(September 17, 2009 Release)
• Residential housing construction registered 598,000 units in August, up 1.5 percent from July. Total starts are hovering near highest levels since November of last year.
• The 3 month average is 592,000 which has risen during the past three months.
• The increase in starts were due to primarily to a 25.3 percent rise in multi-family starts. Single family starts were down 3.0 percent in August.
• Building permits rose 2.7 percent in August to 579,000, which portends favorably for future residential construction activity.
Source: Census Bureau
|New Residential Construction (Mil. SAAR)|
|Aug 09||July 09||3 mo Avg||6 mo Avg|
|Total Building Permits||0.579||0.564||0.571||0.540|
The modest rise in housing starts was due to a relatively large increase in multifamily starts, while single family starts fell 3.0 percent in August. Single family starts had risen for five consecutive months before falling in August. Single family starts are now 22 percent below the pace of a year ago. On a more positive note, total permits rose by 2.7 percent in August. H owever, permits are 32 percent below its year ago pace. Multlifamily starts were up 25 percent for the month and continues to exhibit volatility from month to month.
New residential construction activity has been trending slightly upward since bottoming in January of this year. Thus, it appears that homebuilding has stabilized somewhat. Today’s housing starts data suggests that the housing sector may be improving. With the exception of August, single family starts have dominated residential construction activity throughout the year which is a healthy sign for the residential building industry. Furthermore, the annualized pace of housing permits has made modest improvements throught the year, another favorable sign for future residential construction activity.
All three major housing measures- starts, existing home sales and new home sales- are above their cyclical lows. And even though housing inventories remain excessive, the supply of homes on market has slowly come down. In fact, the new homes inventory levels are within a healthy range under normal housing conditions.

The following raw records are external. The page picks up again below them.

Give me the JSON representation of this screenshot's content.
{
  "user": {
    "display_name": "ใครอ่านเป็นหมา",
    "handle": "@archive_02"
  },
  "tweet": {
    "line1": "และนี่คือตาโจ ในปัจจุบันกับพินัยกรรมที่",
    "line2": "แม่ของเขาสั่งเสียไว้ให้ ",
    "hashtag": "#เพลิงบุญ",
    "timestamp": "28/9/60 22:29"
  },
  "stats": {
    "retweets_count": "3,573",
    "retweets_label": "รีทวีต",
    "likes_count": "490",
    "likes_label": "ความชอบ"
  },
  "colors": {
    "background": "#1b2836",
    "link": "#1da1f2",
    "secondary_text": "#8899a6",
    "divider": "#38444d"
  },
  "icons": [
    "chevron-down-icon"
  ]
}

Looking forward, caution must be exercised with any outlook for new residential construction. The federal homebuyer tax credit expires in December which may slow homebuilding somewhat. In addition, we are concerned about the possibility of a worsening in the foreclosure situation. A substantial amount of option ARM and interest only mortgage loans are due to reset within the next two years which is likely to add a considerable number of foreclosure properties to an already building pipeline. Mounting foreclosures are expected to inhibit new home building in the near terrm. On balance, there are greater downside risks than upside potential in the new residential construction marketplace. Although housing starts have turned up from its bottom set earlier this year, we continue to believe that residential contruction activity will remain weak and below potential trend for the next several years.